**Exercise objective**. Keep the images out while you set down the data exactly.

**Dataset rows for apps and sites**.
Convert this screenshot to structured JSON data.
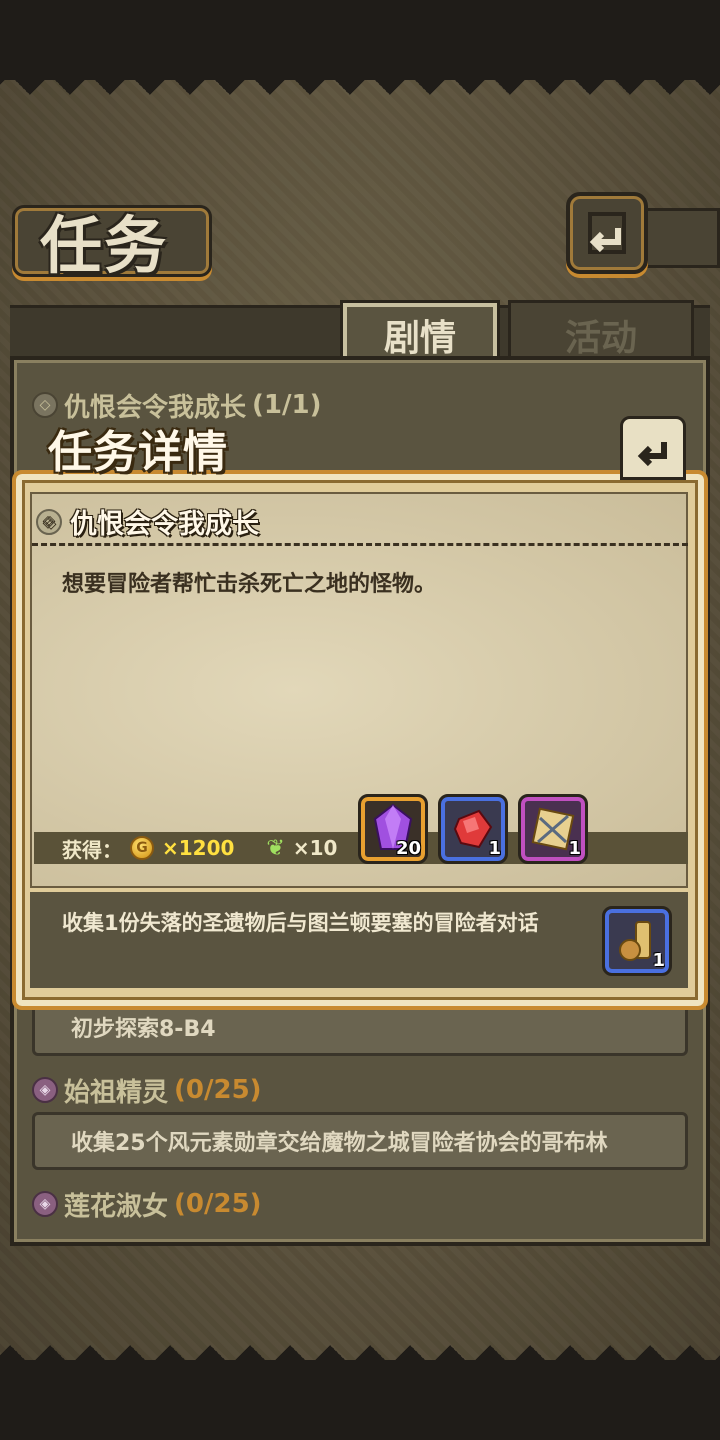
{
  "header": {
    "title": "任务"
  },
  "tabs": [
    {
      "label": "剧情",
      "active": true
    },
    {
      "label": "活动",
      "active": false
    }
  ],
  "quest_list": [
    {
      "name": "仇恨会令我成长",
      "progress": "(1/1)",
      "desc": ""
    },
    {
      "name": "",
      "progress": "",
      "desc": "初步探索8-B4"
    },
    {
      "name": "始祖精灵",
      "progress": "(0/25)",
      "desc": "收集25个风元素勋章交给魔物之城冒险者协会的哥布林"
    },
    {
      "name": "莲花淑女",
      "progress": "(0/25)",
      "desc": ""
    }
  ],
  "detail": {
    "title": "任务详情",
    "quest_name": "仇恨会令我成长",
    "description": "想要冒险者帮忙击杀死亡之地的怪物。",
    "reward_label": "获得：",
    "gold_amount": "×1200",
    "feather_amount": "×10",
    "reward_items": [
      {
        "icon": "purple-crystal-icon",
        "count": "20",
        "frame_color": "#e8a030"
      },
      {
        "icon": "red-gem-icon",
        "count": "1",
        "frame_color": "#4a70e0"
      },
      {
        "icon": "map-scroll-icon",
        "count": "1",
        "frame_color": "#c050c0"
      }
    ],
    "next_step": "收集1份失落的圣遗物后与图兰顿要塞的冒险者对话",
    "next_item": {
      "icon": "relic-icon",
      "count": "1"
    }
  },
  "colors": {
    "accent": "#c88a30",
    "gold_text": "#ffe040",
    "panel": "#5a5440",
    "parchment": "#d8ccaa"
  }
}
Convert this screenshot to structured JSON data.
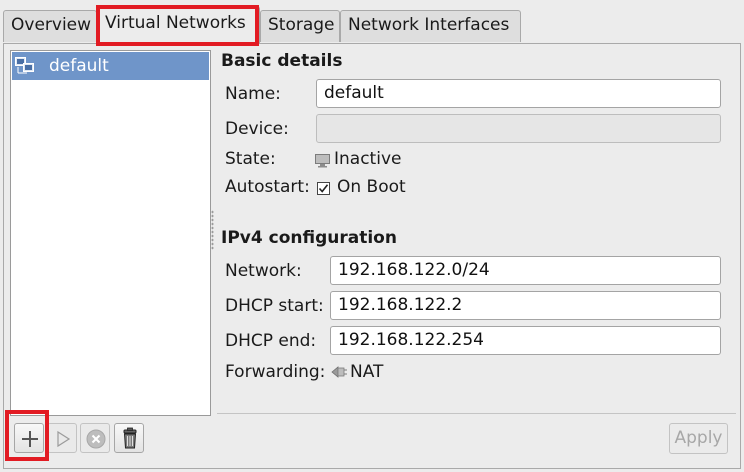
{
  "tabs": [
    {
      "label": "Overview"
    },
    {
      "label": "Virtual Networks"
    },
    {
      "label": "Storage"
    },
    {
      "label": "Network Interfaces"
    }
  ],
  "network_list": {
    "items": [
      {
        "label": "default",
        "icon": "network-icon",
        "selected": true
      }
    ]
  },
  "basic_details": {
    "heading": "Basic details",
    "name_label": "Name:",
    "name_value": "default",
    "device_label": "Device:",
    "device_value": "",
    "state_label": "State:",
    "state_value": "Inactive",
    "autostart_label": "Autostart:",
    "autostart_value": "On Boot",
    "autostart_checked": true
  },
  "ipv4": {
    "heading": "IPv4 configuration",
    "network_label": "Network:",
    "network_value": "192.168.122.0/24",
    "dhcp_start_label": "DHCP start:",
    "dhcp_start_value": "192.168.122.2",
    "dhcp_end_label": "DHCP end:",
    "dhcp_end_value": "192.168.122.254",
    "forwarding_label": "Forwarding:",
    "forwarding_value": "NAT"
  },
  "toolbar": {
    "add_icon": "plus-icon",
    "start_icon": "play-icon",
    "stop_icon": "stop-icon",
    "delete_icon": "trash-icon",
    "apply_label": "Apply",
    "apply_enabled": false
  },
  "colors": {
    "highlight_box": "#e21b23",
    "selection": "#6f95c9"
  }
}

**Problem solution**.
Convert this screenshot to structured JSON data.
{
  "header": {
    "title": "任务"
  },
  "tabs": [
    {
      "label": "剧情",
      "active": true
    },
    {
      "label": "活动",
      "active": false
    }
  ],
  "quest_list": [
    {
      "name": "仇恨会令我成长",
      "progress": "(1/1)",
      "desc": ""
    },
    {
      "name": "",
      "progress": "",
      "desc": "初步探索8-B4"
    },
    {
      "name": "始祖精灵",
      "progress": "(0/25)",
      "desc": "收集25个风元素勋章交给魔物之城冒险者协会的哥布林"
    },
    {
      "name": "莲花淑女",
      "progress": "(0/25)",
      "desc": ""
    }
  ],
  "detail": {
    "title": "任务详情",
    "quest_name": "仇恨会令我成长",
    "description": "想要冒险者帮忙击杀死亡之地的怪物。",
    "reward_label": "获得：",
    "gold_amount": "×1200",
    "feather_amount": "×10",
    "reward_items": [
      {
        "icon": "purple-crystal-icon",
        "count": "20",
        "frame_color": "#e8a030"
      },
      {
        "icon": "red-gem-icon",
        "count": "1",
        "frame_color": "#4a70e0"
      },
      {
        "icon": "map-scroll-icon",
        "count": "1",
        "frame_color": "#c050c0"
      }
    ],
    "next_step": "收集1份失落的圣遗物后与图兰顿要塞的冒险者对话",
    "next_item": {
      "icon": "relic-icon",
      "count": "1"
    }
  },
  "colors": {
    "accent": "#c88a30",
    "gold_text": "#ffe040",
    "panel": "#5a5440",
    "parchment": "#d8ccaa"
  }
}
Convert this screenshot to structured JSON data.
{
  "tabs": [
    {
      "label": "Overview"
    },
    {
      "label": "Virtual Networks"
    },
    {
      "label": "Storage"
    },
    {
      "label": "Network Interfaces"
    }
  ],
  "network_list": {
    "items": [
      {
        "label": "default",
        "icon": "network-icon",
        "selected": true
      }
    ]
  },
  "basic_details": {
    "heading": "Basic details",
    "name_label": "Name:",
    "name_value": "default",
    "device_label": "Device:",
    "device_value": "",
    "state_label": "State:",
    "state_value": "Inactive",
    "autostart_label": "Autostart:",
    "autostart_value": "On Boot",
    "autostart_checked": true
  },
  "ipv4": {
    "heading": "IPv4 configuration",
    "network_label": "Network:",
    "network_value": "192.168.122.0/24",
    "dhcp_start_label": "DHCP start:",
    "dhcp_start_value": "192.168.122.2",
    "dhcp_end_label": "DHCP end:",
    "dhcp_end_value": "192.168.122.254",
    "forwarding_label": "Forwarding:",
    "forwarding_value": "NAT"
  },
  "toolbar": {
    "add_icon": "plus-icon",
    "start_icon": "play-icon",
    "stop_icon": "stop-icon",
    "delete_icon": "trash-icon",
    "apply_label": "Apply",
    "apply_enabled": false
  },
  "colors": {
    "highlight_box": "#e21b23",
    "selection": "#6f95c9"
  }
}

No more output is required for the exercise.